§ DESCRIPTION OF THE TASK: Some lines hold the string "spin". Copy all of them from the material that follows.

§ GIVEN DATA:
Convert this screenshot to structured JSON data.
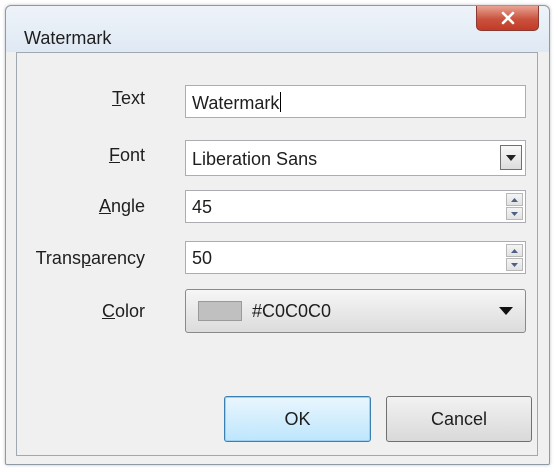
{
  "window": {
    "title": "Watermark",
    "close_label": "X"
  },
  "fields": {
    "text": {
      "label_prefix": "",
      "label_mnemonic": "T",
      "label_suffix": "ext",
      "value": "Watermark"
    },
    "font": {
      "label_prefix": "",
      "label_mnemonic": "F",
      "label_suffix": "ont",
      "value": "Liberation Sans"
    },
    "angle": {
      "label_prefix": "",
      "label_mnemonic": "A",
      "label_suffix": "ngle",
      "value": "45"
    },
    "transparency": {
      "label_prefix": "Trans",
      "label_mnemonic": "p",
      "label_suffix": "arency",
      "value": "50"
    },
    "color": {
      "label_prefix": "",
      "label_mnemonic": "C",
      "label_suffix": "olor",
      "value": "#C0C0C0",
      "swatch": "#C0C0C0"
    }
  },
  "buttons": {
    "ok": "OK",
    "cancel": "Cancel"
  },
  "icons": {
    "close": "close-x-icon",
    "font_dropdown": "chevron-down-icon",
    "spin_up": "spin-up-icon",
    "spin_down": "spin-down-icon",
    "color_dropdown": "chevron-down-icon"
  }
}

§ ANSWER BOX:
    "spin_up": "spin-up-icon",
    "spin_down": "spin-down-icon",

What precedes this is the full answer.